Jackson said Davenport told him that the co-op was not informed about the $10 million award until 10 minutes before the Raleigh press conference. Jackson told CJ that he found that hard to believe, since he later saw a newspaper photo and noticed that several co-op board members were at the event.

Jackson told CJ that even though the co-op project could make hisplan unworkable, he held out hope that he would still get the $215,000 from Golden LEAF. In November 2002, when Golden LEAF announced the 2002 awards, Jackson’s was not among them.

The Grain Grower’s Biodiesel Proposal

CJ asked Golden LEAF officials for copies of the plan of the proposal, business plan, and all documents related to the decision to give $10 million to the growers co-op. The officials said they would turn over the documents, but as of press time, the documents had not arrived.

CJ did obtain documents from another source. Among the documents was a July 8, 2002 paper entitled “Identity-Preserved Soybean Processing Technology for the North Carolina Grain Growers Cooperative.” Frazier, Barnes & Associates, the same consulting firm that had worked for Jackson, produced it. The paper addressed only the feasibility of the co-op owning its own soybean processing plant and did not address the production of biodiesel fuel.

The author, Rod Frazier, told CJ that his firm did not have a conflict of interest in working for both Jackson and the co-op because they were distinct projects. To make sure there was not a conflict of interest, Frazier said he informed each party about the consulting work he was doing for the other.

But to supplement the Frazier, Barnes study, the co-op hired the Independent Biodiesel Feasibility Group to perform the additional economic analysis papers to take the co-op soybean oil and enter the biodiesel production business. IBFG is a consulting group based in Missouri dedicated to the commercialization of biodiesel products.

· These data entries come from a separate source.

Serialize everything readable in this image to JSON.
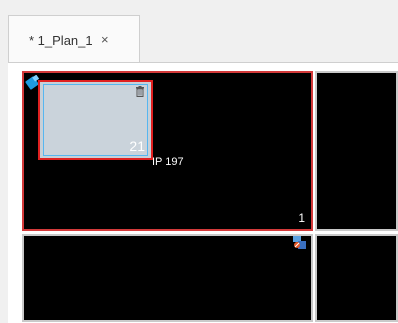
{
  "tabs": [
    {
      "label": "* 1_Plan_1",
      "close_label": "×"
    }
  ],
  "panes": [
    {
      "number": "1",
      "selected": true
    },
    {
      "number": "",
      "selected": false
    },
    {
      "number": "",
      "selected": false
    },
    {
      "number": "",
      "selected": false
    }
  ],
  "window": {
    "number": "21",
    "ip_text": "IP 197"
  },
  "colors": {
    "selection_border": "#d43a3a",
    "window_border": "#e02020",
    "pane_background": "#000000",
    "window_fill": "#c7d0d8"
  }
}
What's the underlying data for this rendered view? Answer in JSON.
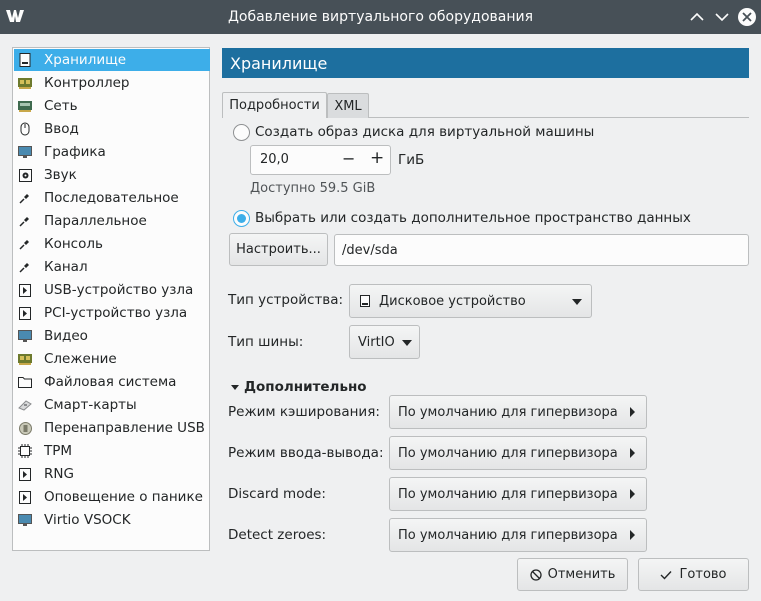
{
  "window": {
    "title": "Добавление виртуального оборудования"
  },
  "sidebar": {
    "items": [
      {
        "label": "Хранилище",
        "icon": "disk-icon",
        "selected": true
      },
      {
        "label": "Контроллер",
        "icon": "controller-card-icon"
      },
      {
        "label": "Сеть",
        "icon": "network-card-icon"
      },
      {
        "label": "Ввод",
        "icon": "mouse-icon"
      },
      {
        "label": "Графика",
        "icon": "monitor-icon"
      },
      {
        "label": "Звук",
        "icon": "speaker-icon"
      },
      {
        "label": "Последовательное",
        "icon": "serial-cable-icon"
      },
      {
        "label": "Параллельное",
        "icon": "parallel-cable-icon"
      },
      {
        "label": "Консоль",
        "icon": "console-cable-icon"
      },
      {
        "label": "Канал",
        "icon": "channel-cable-icon"
      },
      {
        "label": "USB-устройство узла",
        "icon": "usb-device-icon"
      },
      {
        "label": "PCI-устройство узла",
        "icon": "pci-device-icon"
      },
      {
        "label": "Видео",
        "icon": "video-monitor-icon"
      },
      {
        "label": "Слежение",
        "icon": "watchdog-card-icon"
      },
      {
        "label": "Файловая система",
        "icon": "folder-icon"
      },
      {
        "label": "Смарт-карты",
        "icon": "smartcard-icon"
      },
      {
        "label": "Перенаправление USB",
        "icon": "usb-redirect-icon"
      },
      {
        "label": "TPM",
        "icon": "chip-icon"
      },
      {
        "label": "RNG",
        "icon": "rng-device-icon"
      },
      {
        "label": "Оповещение о панике",
        "icon": "panic-device-icon"
      },
      {
        "label": "Virtio VSOCK",
        "icon": "vsock-icon"
      }
    ]
  },
  "main": {
    "header": "Хранилище",
    "tabs": [
      {
        "label": "Подробности",
        "active": true
      },
      {
        "label": "XML",
        "active": false
      }
    ],
    "create_disk": {
      "label": "Создать образ диска для виртуальной машины",
      "checked": false,
      "size_value": "20,0",
      "size_unit": "ГиБ",
      "minus": "−",
      "plus": "+",
      "available": "Доступно 59.5 GiB"
    },
    "select_storage": {
      "label": "Выбрать или создать дополнительное пространство данных",
      "checked": true,
      "configure_button": "Настроить...",
      "path_value": "/dev/sda"
    },
    "device_type": {
      "label": "Тип устройства:",
      "value": "Дисковое устройство"
    },
    "bus_type": {
      "label": "Тип шины:",
      "value": "VirtIO"
    },
    "advanced": {
      "label": "Дополнительно",
      "expanded": true,
      "rows": [
        {
          "label": "Режим кэширования:",
          "value": "По умолчанию для гипервизора"
        },
        {
          "label": "Режим ввода-вывода:",
          "value": "По умолчанию для гипервизора"
        },
        {
          "label": "Discard mode:",
          "value": "По умолчанию для гипервизора"
        },
        {
          "label": "Detect zeroes:",
          "value": "По умолчанию для гипервизора"
        }
      ]
    }
  },
  "footer": {
    "cancel_label": "Отменить",
    "ok_label": "Готово"
  },
  "colors": {
    "titlebar": "#475057",
    "selection": "#3daee9",
    "header": "#1d6f9f",
    "window_bg": "#eff0f1"
  }
}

Not only would the growers co-op be competing with Jackson’s proposed biodiesel plant, the soybean processing facility would also competing with two existing businesses — a Cargill plant in Fayetteville and a Carolina Soy Products plant in Warsaw.

Biodiesel market is risky

Cargill, which has plants in Fayetteville and Raleigh, and Carolina Soy Products, which has a plant in Warsaw, produce soybean oil from raw soybeans. Crushed soybeans yield oil and meal, which is used for feed. Companies use the oil to make salad dressing and vegetable oil. It is also the preferred oil for producing biodiesel fuel. The three North Carolina plants produce a total of about 100 million gallons of soybean oil, but only half of that is refined oil, a necessary requirement for biodiesel. Jackson’s plant would require 1.6 million gallons of the 50 million currently available.

The market for biodiesel fuel depends heavily on the price of soybean oil and the value of federal government subsidies to producers. Biodiesel experts told CJ that the price of a 20 percent mix of biodiesel fuel varies between 10 and 25 cents more per gallon than standard diesel fuel.

An August 2002 economic analysis prepared by IBFG for the growers co-op said, “Biodiesel pricing remains one of the most elusive data points to predict. Currently there is no reporting of biodiesel pricing; therefore estimating biodiesel price for the purposes of this analysis is an educated guess at best. Biodiesel price also has a significant impact on the economic feasibility of the biodiesel operation and the overall plant.”

While biodiesel proponents expect that Congress will approve continued subsidies for the production of biodiesel fuels, the terms, conditions, and value of the any subsidy has not been determined.

Davenport’s Response

Lawrence Davenport toldCJ that he informed other Golden LEAF board members about his brother’s association with the growers co-op prior to the award of the first grant. When asked why Golden LEAF turned down Jackson’s request, he said, “We chose to fund a big project over a little project. We want to help as many people as possible, not just one man who is just out for himself.” Davenport also acknowledged that the growers co-op does not have a finalized business plan, nor has the organization secured the remaining funds for the estimated $40 million project.

Carrington is associate publisher of Carolina Journal.